Friday, December 3, 2010

Mirror Mirror on the Wall

WARNING: Contains harsh statements. Humor has not been used to soften the truth or otherwise entertain.

I consider myself a moderate when it comes to vanity. Always in fairly good physical shape, and born with the kind of metabolism that lets you eat whatever you want and not gain weight, I've always looked good in clothes, and was able to wear certain timeless items for many years. I have a pair of pants that go back at least 20 years, and I may wear them to a party tomorrow if the excess water around my midsection cooperates .

My hair was always thick and healthy. I've worn it very short for a very long time because I never want to use a hair dryer ever again. Now I have someone else's hair, and I don't know what to do with it.

The skin on my face was always better than average, a little freckled but soft and smooth with no wrinkles. Overall, I looked younger than I was, a nice perk when you hit middle age.

Unfortunately, in addition to hitting middle age, I also walked straight into a ghastly disease that wreaked havoc not just with my insides, but my outsides, too. Weight loss and hair loss turned me into a POW, repeatedly. Thankfully, these were temporary conditions.

But chemo, it seems, has left some ugly marks on my face that aren't going anywhere. A fellow transplant patient and friend recently posted on how she feels about her appearance. Another posted about the classic moonface one develops on steroids. We try to be upbeat and season our posts with self-deprecating humor. Laughing is better than crying, I suppose.

Well, I'm here to tell you that I only look in the mirror when I absolutely have to, and then I try to focus on the specific parts that needs attending to, for instance, my teeth. In addition to a HUGE brown spot on my right cheek (chemo burn), I have an overall uneven skin tone, with red blotches smeared here and there from my hairline to my cheeks to my nose. Actually, my nose is okay. To add insult to injury, my face is covered by what looks like pale fur. At least I've lost the moonface, the steroids almost behind me, for now. I suppose I could apply gobs of pancake makeup to my skin and hope I don't look too garish. But I've never really worn make-up, and like the short hair, I've always taken every possible shortcut I could on the road to Beauty. It's not that I'm trying to ignore aging and the ravages of time. I'm trying to ignore how quickly I made the transformation.
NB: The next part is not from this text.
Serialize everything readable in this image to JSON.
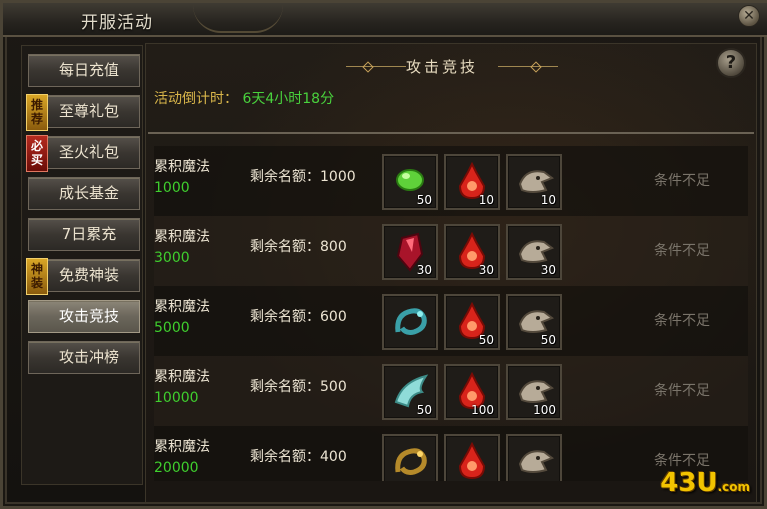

Somebody's out there's thinking, oh, but beauty's only skin deep. Inner beauty is what counts blah blah blah. Excuse me, but do you live in America??? Somebody else is out there thinking, hey, it's great you don't have leukemia anymore and survived to grapple with the fallout. I actually tell myself this a lot. But it's starting to feel questionable as a way to cheer myself up about the many deficits (physical and mental) I face. Sometimes I feel like I've survived the Apocalypse only to find myself wandering in a Nuclear Winter waiting for the next weird/ugly/uncomfortable event to threaten me and make me wonder where this all ends.


Paula said...

You DID survive leukemia and you will grapple with the fallout.

Will you finish your book?

You have this talent that's been untapped, plus, your a mom, and can do anything and everything!

Patiently waiting for this BOOK!....

Ann said...

I'm wandering that nuclear wasteland with you. Instead of wearing foundation, have you considered wearing a primer, instead. Philosophy makes an excellent one that you can purchase at their website or at Sephora. You only need a pea-sized amount and it smooths on like lotion with no color. It's packed with silicone, so it smooths out the texture of your skin and diffuses light. I used it for years when I didn't want to wear foundation and it helped. Just a thought.

Like we always seem to say, this too shall pass...just not quickly enough to suit us. :)

Jim said...


First, thanks for the nice comments on my blog recently. I agree Dori looks great and Will is becoming an amazing young man before our eyes.

I read this post and felt the same frustration I feel when Dori makes a negative remark about her appearance. I'm not a woman, so I don't understand. But what I do understand is how I see things.

I look at Dori, you, Ann, Ronni and others and see unqualified beauty and grace. I know the horror stories, like we all do, of cancer destroying families, rather than bringing them closer together.

The next time you look in the mirror, which I hope is soon because you are beautiful, think of the words of Jim Valvano, that cancer cannot take away the things that are important - your mind, heart and soul. (start around minute 7)